22 February 2017 | By GCR Staff
Proposals to install a “surfing lake” in a disused quarry on the western outskirts of Edinburgh have been unveiled this week.
The idea is being put forward by Tartan Leisure, which wants to transform the Craigpark Quarry near Ratho into an artificial lake, complete with mechanical wavemaker by Spanish company Wavegarden.
The aim is to reproduce the success of Surf Snowdonia, an artificial lake in the Conwy valley of north Wales, which also uses Wavegarden technology. This attraction had more than 150,000 visitors last year.
The Scottish site would be close to the Edinburgh International Climbing Arena and Tartan hope that the combined appeal of surf and rock climbing will put Ratho on the map as an international outdoor adventure destination.

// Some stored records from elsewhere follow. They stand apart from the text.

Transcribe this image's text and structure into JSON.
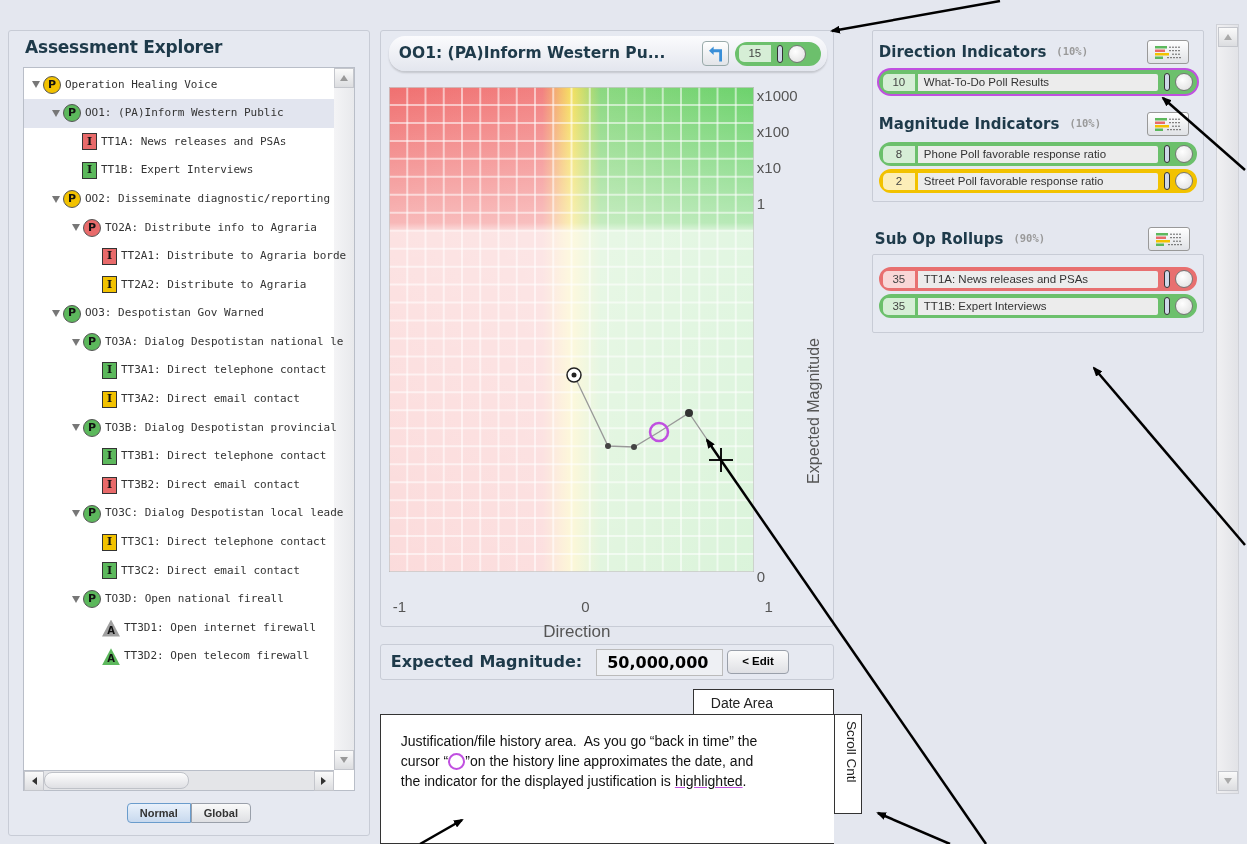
{
  "explorer": {
    "title": "Assessment Explorer",
    "tree": [
      {
        "badge": "P",
        "kind": "circle",
        "color": "#f2c200",
        "label": "Operation Healing Voice",
        "expanded": true,
        "selected": false,
        "children": [
          {
            "badge": "P",
            "kind": "circle",
            "color": "#5cb85c",
            "label": "OO1: (PA)Inform Western Public",
            "expanded": true,
            "selected": true,
            "children": [
              {
                "badge": "I",
                "kind": "square",
                "color": "#e86a6a",
                "label": "TT1A: News releases and PSAs",
                "selected": false
              },
              {
                "badge": "I",
                "kind": "square",
                "color": "#5cb85c",
                "label": "TT1B: Expert Interviews",
                "selected": false
              }
            ]
          },
          {
            "badge": "P",
            "kind": "circle",
            "color": "#f2c200",
            "label": "OO2: Disseminate diagnostic/reporting",
            "expanded": true,
            "selected": false,
            "children": [
              {
                "badge": "P",
                "kind": "circle",
                "color": "#e86a6a",
                "label": "TO2A: Distribute info to Agraria",
                "expanded": true,
                "selected": false,
                "children": [
                  {
                    "badge": "I",
                    "kind": "square",
                    "color": "#e86a6a",
                    "label": "TT2A1: Distribute to Agraria borde",
                    "selected": false
                  },
                  {
                    "badge": "I",
                    "kind": "square",
                    "color": "#f2c200",
                    "label": "TT2A2: Distribute to Agraria",
                    "selected": false
                  }
                ]
              }
            ]
          },
          {
            "badge": "P",
            "kind": "circle",
            "color": "#5cb85c",
            "label": "OO3: Despotistan Gov Warned",
            "expanded": true,
            "selected": false,
            "children": [
              {
                "badge": "P",
                "kind": "circle",
                "color": "#5cb85c",
                "label": "TO3A: Dialog Despotistan national le",
                "expanded": true,
                "selected": false,
                "children": [
                  {
                    "badge": "I",
                    "kind": "square",
                    "color": "#5cb85c",
                    "label": "TT3A1: Direct telephone contact",
                    "selected": false
                  },
                  {
                    "badge": "I",
                    "kind": "square",
                    "color": "#f2c200",
                    "label": "TT3A2: Direct email contact",
                    "selected": false
                  }
                ]
              },
              {
                "badge": "P",
                "kind": "circle",
                "color": "#5cb85c",
                "label": "TO3B: Dialog Despotistan provincial",
                "expanded": true,
                "selected": false,
                "children": [
                  {
                    "badge": "I",
                    "kind": "square",
                    "color": "#5cb85c",
                    "label": "TT3B1: Direct telephone contact",
                    "selected": false
                  },
                  {
                    "badge": "I",
                    "kind": "square",
                    "color": "#e86a6a",
                    "label": "TT3B2: Direct email contact",
                    "selected": false
                  }
                ]
              },
              {
                "badge": "P",
                "kind": "circle",
                "color": "#5cb85c",
                "label": "TO3C: Dialog Despotistan local leade",
                "expanded": true,
                "selected": false,
                "children": [
                  {
                    "badge": "I",
                    "kind": "square",
                    "color": "#f2c200",
                    "label": "TT3C1: Direct telephone contact",
                    "selected": false
                  },
                  {
                    "badge": "I",
                    "kind": "square",
                    "color": "#5cb85c",
                    "label": "TT3C2: Direct email contact",
                    "selected": false
                  }
                ]
              },
              {
                "badge": "P",
                "kind": "circle",
                "color": "#5cb85c",
                "label": "TO3D: Open national fireall",
                "expanded": true,
                "selected": false,
                "children": [
                  {
                    "badge": "A",
                    "kind": "triangle",
                    "color": "#a0a0a0",
                    "label": "TT3D1: Open internet firewall",
                    "selected": false
                  },
                  {
                    "badge": "A",
                    "kind": "triangle",
                    "color": "#5cb85c",
                    "label": "TT3D2: Open telecom firewall",
                    "selected": false
                  }
                ]
              }
            ]
          }
        ]
      }
    ],
    "view_buttons": [
      {
        "label": "Normal",
        "selected": true
      },
      {
        "label": "Global",
        "selected": false
      }
    ]
  },
  "chart_panel": {
    "title": "OO1: (PA)Inform Western Pu...",
    "score": "15",
    "color": "#6cc06c",
    "y_labels": [
      "x1000",
      "x100",
      "x10",
      "1"
    ],
    "y_bottom_label": "0",
    "x_labels": [
      "-1",
      "0",
      "1"
    ],
    "xlabel": "Direction",
    "ylabel": "Expected Magnitude"
  },
  "magnitude": {
    "label": "Expected Magnitude:",
    "value": "50,000,000",
    "button": "< Edit"
  },
  "date_tab": "Date Area",
  "justification": [
    [
      {
        "kind": "text",
        "text": "Justification/file history area.  As you go “back in time” the"
      }
    ],
    [
      {
        "kind": "text",
        "text": "cursor “"
      },
      {
        "kind": "cursor"
      },
      {
        "kind": "text",
        "text": "”on the history line approximates the date, and"
      }
    ],
    [
      {
        "kind": "text",
        "text": "the indicator for the displayed justification is"
      },
      {
        "kind": "highlight",
        "text": "highlighted"
      },
      {
        "kind": "text",
        "text": "."
      }
    ]
  ],
  "scroll_control": "Scroll Cntl",
  "sections": [
    {
      "kind": "inner",
      "title": "Direction Indicators",
      "weight": "(10%)",
      "items": [
        {
          "value": "10",
          "label": "What-To-Do Poll Results",
          "color": "#6cc06c",
          "selected": true
        }
      ]
    },
    {
      "kind": "inner",
      "title": "Magnitude Indicators",
      "weight": "(10%)",
      "items": [
        {
          "value": "8",
          "label": "Phone Poll favorable response ratio",
          "color": "#6cc06c",
          "selected": false
        },
        {
          "value": "2",
          "label": "Street Poll favorable response ratio",
          "color": "#f2c200",
          "selected": false
        }
      ]
    },
    {
      "kind": "outer",
      "title": "Sub Op Rollups",
      "weight": "(90%)",
      "items": [
        {
          "value": "35",
          "label": "TT1A: News releases and PSAs",
          "color": "#e87070",
          "selected": false
        },
        {
          "value": "35",
          "label": "TT1B: Expert Interviews",
          "color": "#6cc06c",
          "selected": false
        }
      ]
    }
  ]
}
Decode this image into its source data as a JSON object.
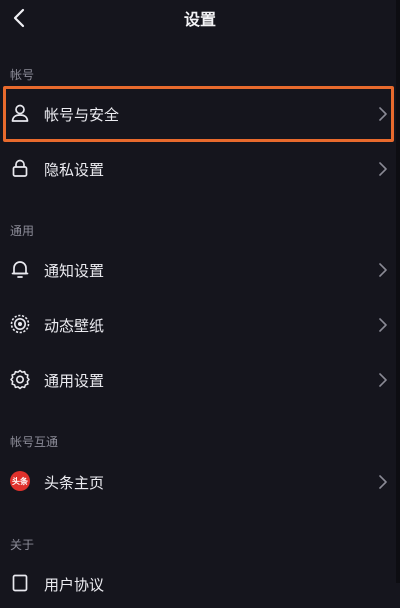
{
  "header": {
    "title": "设置",
    "back_icon": "chevron-left-icon"
  },
  "sections": [
    {
      "label": "帐号"
    },
    {
      "label": "通用"
    },
    {
      "label": "帐号互通"
    },
    {
      "label": "关于"
    }
  ],
  "rows": [
    {
      "label": "帐号与安全",
      "icon": "user-icon"
    },
    {
      "label": "隐私设置",
      "icon": "lock-icon"
    },
    {
      "label": "通知设置",
      "icon": "bell-icon"
    },
    {
      "label": "动态壁纸",
      "icon": "wallpaper-icon"
    },
    {
      "label": "通用设置",
      "icon": "gear-icon"
    },
    {
      "label": "头条主页",
      "icon": "toutiao-icon",
      "badge_text": "头条"
    },
    {
      "label": "用户协议",
      "icon": "document-icon"
    }
  ],
  "colors": {
    "background": "#15151d",
    "highlight": "#e86a2d",
    "badge": "#e0312c"
  }
}
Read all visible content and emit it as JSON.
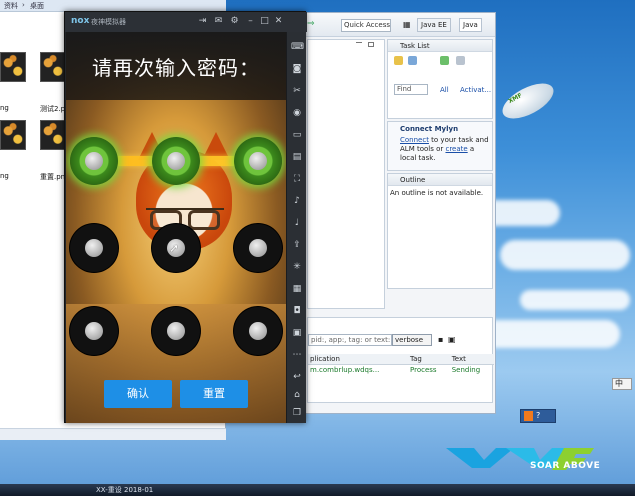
{
  "explorer": {
    "address_parts": [
      "资料",
      "›",
      "桌面"
    ],
    "items": [
      {
        "label": "ng"
      },
      {
        "label": "测试2.p"
      },
      {
        "label": "ng"
      },
      {
        "label": "重置.pn"
      }
    ]
  },
  "eclipse": {
    "quick_access": "Quick Access",
    "perspectives": [
      "Java EE",
      "Java"
    ],
    "task_list": {
      "title": "Task List",
      "find_placeholder": "Find",
      "all_label": "All",
      "activate_label": "Activat..."
    },
    "mylyn": {
      "title": "Connect Mylyn",
      "connect_link": "Connect",
      "text_a": " to your task and ALM tools or ",
      "create_link": "create",
      "text_b": " a local task."
    },
    "outline": {
      "title": "Outline",
      "message": "An outline is not available."
    },
    "console": {
      "filter_placeholder": "pid:, app:, tag: or text:",
      "level": "verbose",
      "columns": [
        "plication",
        "Tag",
        "Text"
      ],
      "rows": [
        [
          "m.combrlup.wdqs...",
          "Process",
          "Sending"
        ]
      ]
    }
  },
  "nox": {
    "brand": "nox",
    "title": "夜神模拟器",
    "prompt": "请再次输入密码：",
    "confirm_label": "确认",
    "reset_label": "重置",
    "pattern": {
      "rows": [
        [
          true,
          true,
          true
        ],
        [
          false,
          false,
          false
        ],
        [
          false,
          false,
          false
        ]
      ]
    }
  },
  "desktop": {
    "logo_text": "SOAR ABOVE",
    "ime_label": "中"
  },
  "taskbar": {
    "items": [
      "XX-重设 2018-01"
    ]
  }
}
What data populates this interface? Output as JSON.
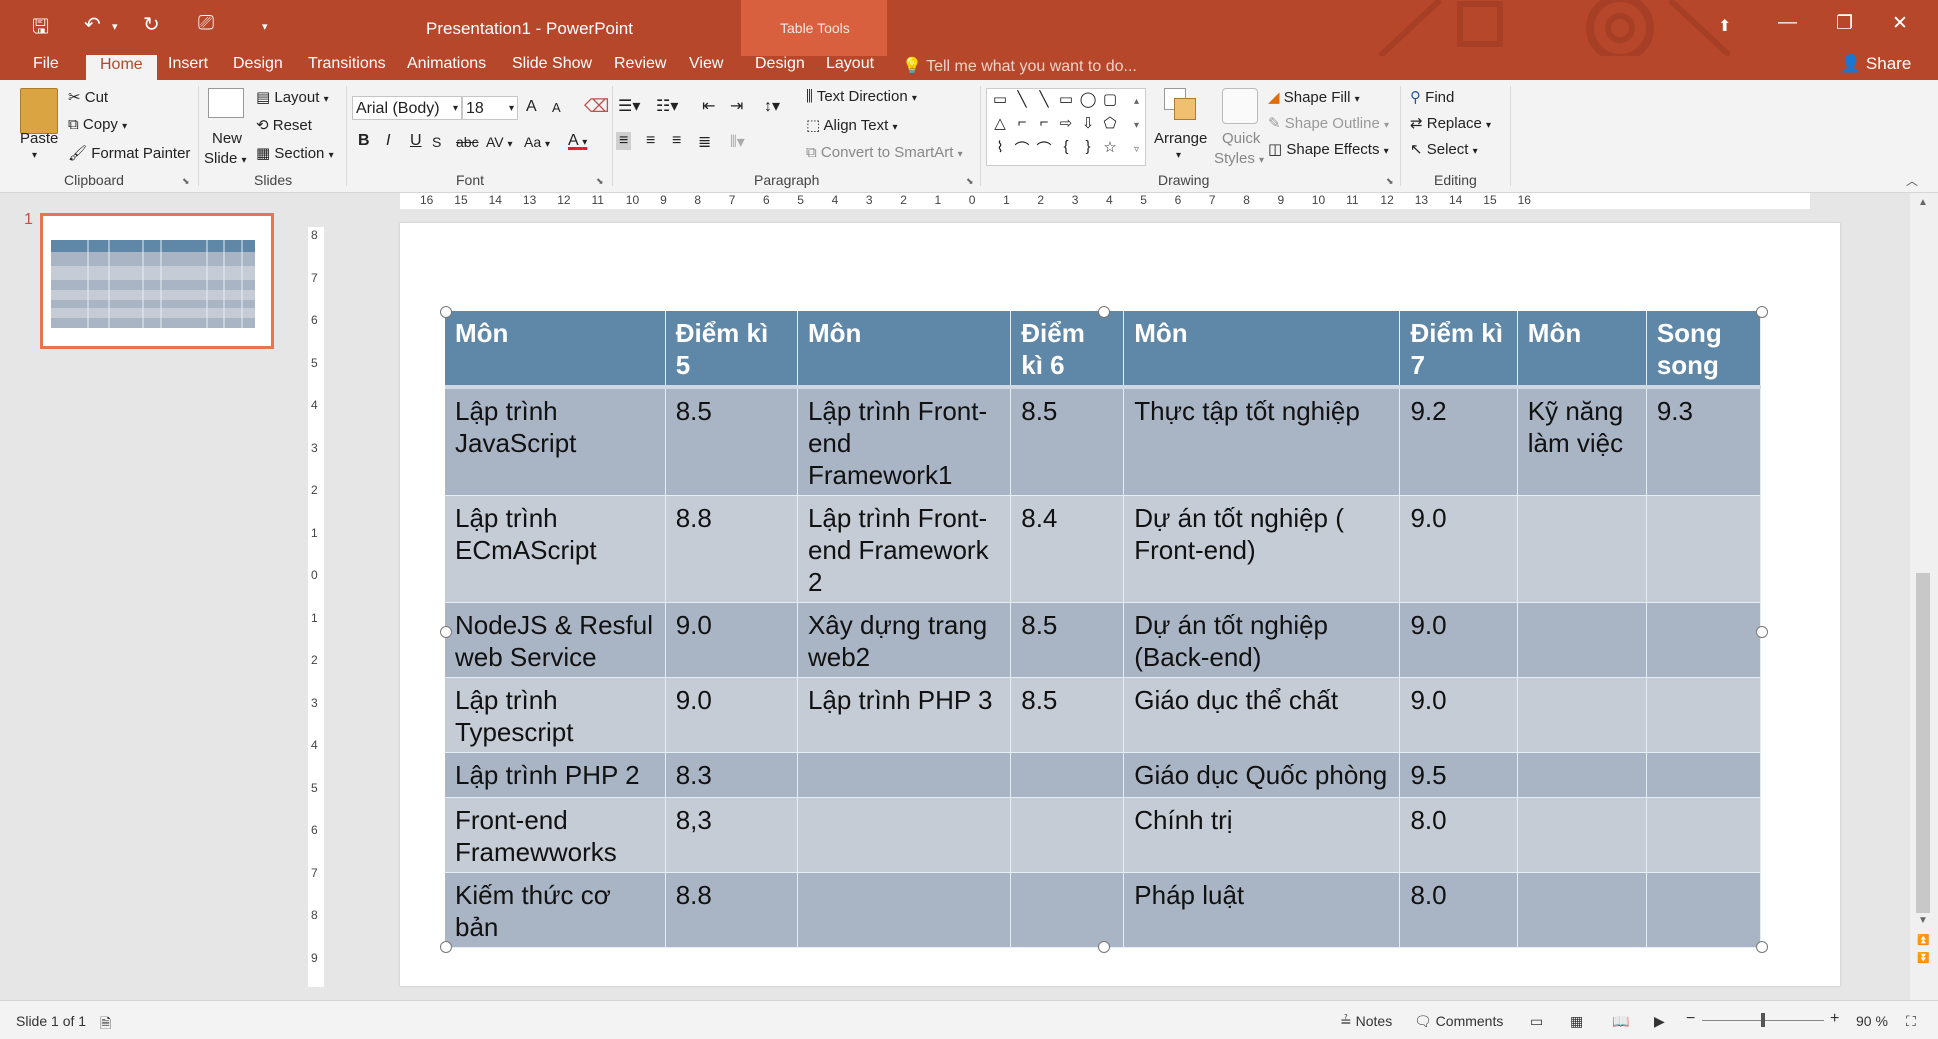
{
  "window": {
    "title": "Presentation1 - PowerPoint",
    "context_group": "Table Tools",
    "minimize_glyph": "—",
    "restore_glyph": "❐",
    "close_glyph": "✕",
    "ribbon_display_glyph": "⬆"
  },
  "quick_access": {
    "save": "save-icon",
    "undo": "undo-icon",
    "redo": "redo-icon",
    "present": "start-from-beginning-icon",
    "customize": "customize-icon"
  },
  "tabs": [
    "File",
    "Home",
    "Insert",
    "Design",
    "Transitions",
    "Animations",
    "Slide Show",
    "Review",
    "View",
    "Design",
    "Layout"
  ],
  "active_tab": "Home",
  "tell_me": "Tell me what you want to do...",
  "share": "Share",
  "ribbon": {
    "clipboard": {
      "label": "Clipboard",
      "paste": "Paste",
      "cut": "Cut",
      "copy": "Copy",
      "format_painter": "Format Painter"
    },
    "slides": {
      "label": "Slides",
      "new_slide_1": "New",
      "new_slide_2": "Slide",
      "layout": "Layout",
      "reset": "Reset",
      "section": "Section"
    },
    "font": {
      "label": "Font",
      "font_name": "Arial (Body)",
      "font_size": "18",
      "bold": "B",
      "italic": "I",
      "underline": "U",
      "strike": "abc",
      "spacing": "AV",
      "case": "Aa",
      "color": "A",
      "grow": "A",
      "shrink": "A"
    },
    "paragraph": {
      "label": "Paragraph",
      "text_direction": "Text Direction",
      "align_text": "Align Text",
      "convert": "Convert to SmartArt"
    },
    "drawing": {
      "label": "Drawing",
      "arrange": "Arrange",
      "quick_styles_1": "Quick",
      "quick_styles_2": "Styles",
      "shape_fill": "Shape Fill",
      "shape_outline": "Shape Outline",
      "shape_effects": "Shape Effects",
      "shapes": [
        "▭",
        "╲",
        "╲",
        "▭",
        "◯",
        "▢",
        "△",
        "⌐",
        "⌐",
        "⇨",
        "⇩",
        "⬠",
        "⌇",
        "⌒",
        "⌒",
        "{",
        "}",
        "☆"
      ]
    },
    "editing": {
      "label": "Editing",
      "find": "Find",
      "replace": "Replace",
      "select": "Select"
    }
  },
  "slide_pane": {
    "number": "1"
  },
  "rulers": {
    "horizontal": [
      "16",
      "15",
      "14",
      "13",
      "12",
      "11",
      "10",
      "9",
      "8",
      "7",
      "6",
      "5",
      "4",
      "3",
      "2",
      "1",
      "0",
      "1",
      "2",
      "3",
      "4",
      "5",
      "6",
      "7",
      "8",
      "9",
      "10",
      "11",
      "12",
      "13",
      "14",
      "15",
      "16"
    ],
    "vertical": [
      "8",
      "7",
      "6",
      "5",
      "4",
      "3",
      "2",
      "1",
      "0",
      "1",
      "2",
      "3",
      "4",
      "5",
      "6",
      "7",
      "8",
      "9"
    ]
  },
  "table": {
    "headers": [
      "Môn",
      "Điểm kì 5",
      "Môn",
      "Điểm kì 6",
      "Môn",
      "Điểm kì 7",
      "Môn",
      "Song song"
    ],
    "rows": [
      [
        "Lập trình JavaScript",
        "8.5",
        "Lập trình Front-end Framework1",
        "8.5",
        "Thực tập tốt nghiệp",
        "9.2",
        "Kỹ năng làm việc",
        "9.3"
      ],
      [
        "Lập trình ECmAScript",
        "8.8",
        "Lập trình Front-end Framework 2",
        "8.4",
        "Dự án tốt nghiệp ( Front-end)",
        "9.0",
        "",
        ""
      ],
      [
        "NodeJS & Resful web Service",
        "9.0",
        "Xây dựng trang web2",
        "8.5",
        "Dự án tốt nghiệp (Back-end)",
        "9.0",
        "",
        ""
      ],
      [
        "Lập trình Typescript",
        "9.0",
        "Lập trình PHP 3",
        "8.5",
        "Giáo dục thể chất",
        "9.0",
        "",
        ""
      ],
      [
        "Lập trình PHP 2",
        "8.3",
        "",
        "",
        "Giáo dục Quốc phòng",
        "9.5",
        "",
        ""
      ],
      [
        "Front-end Framewworks",
        "8,3",
        "",
        "",
        "Chính trị",
        "8.0",
        "",
        ""
      ],
      [
        "Kiếm thức cơ bản",
        "8.8",
        "",
        "",
        "Pháp luật",
        "8.0",
        "",
        ""
      ]
    ]
  },
  "status": {
    "slide_of": "Slide 1 of 1",
    "notes": "Notes",
    "comments": "Comments",
    "zoom": "90 %",
    "zoom_level": 0.5
  },
  "colors": {
    "accent": "#b7472a",
    "header_fill": "#5f87a8",
    "row_dark": "#a9b5c4",
    "row_light": "#c5ccd6"
  }
}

The project is expected to cost about £10m ($ 12.4m).
Andy Hadden, the co-founder of Tartan Leisure, said in a press statement: “Wavegarden Scotland is a thrilling new concept in the adventure leisure industry. If approved, it could position Scotland as a leading surfing destination, as the country already has some world-class natural breaks.
“We’ve received fantastic feedback on our plans to date and we look forward to sharing them with the local community.”
Wavegarden’s standard development
The proposal also includes self-catering lodges, a café, car park, retail outlets and a large country park for walkers, runners and cyclists.
The project will now go out for public consultation, before a planning application is submitted in late spring.
Wavegarden, which is based near San Sebastián in the Basque region, has been in operation since 2005, when engineer Josema Odriozola and sports economist Karin Frisch decided to commercialise their shared enthusiasm for surfing. Surf Snowdonia, which opened in 2015, was its first venture, followed last year by the NLand Surf Park in Austin, Texas.
The company says it took 10 years of research and development before it developed machinery that could creates the waves that fold and break in the required way.
A video of this technology in action can be seen here.
Top image: The aim is to make waves that fold, curl and break (Images courtesy of Wavegarden)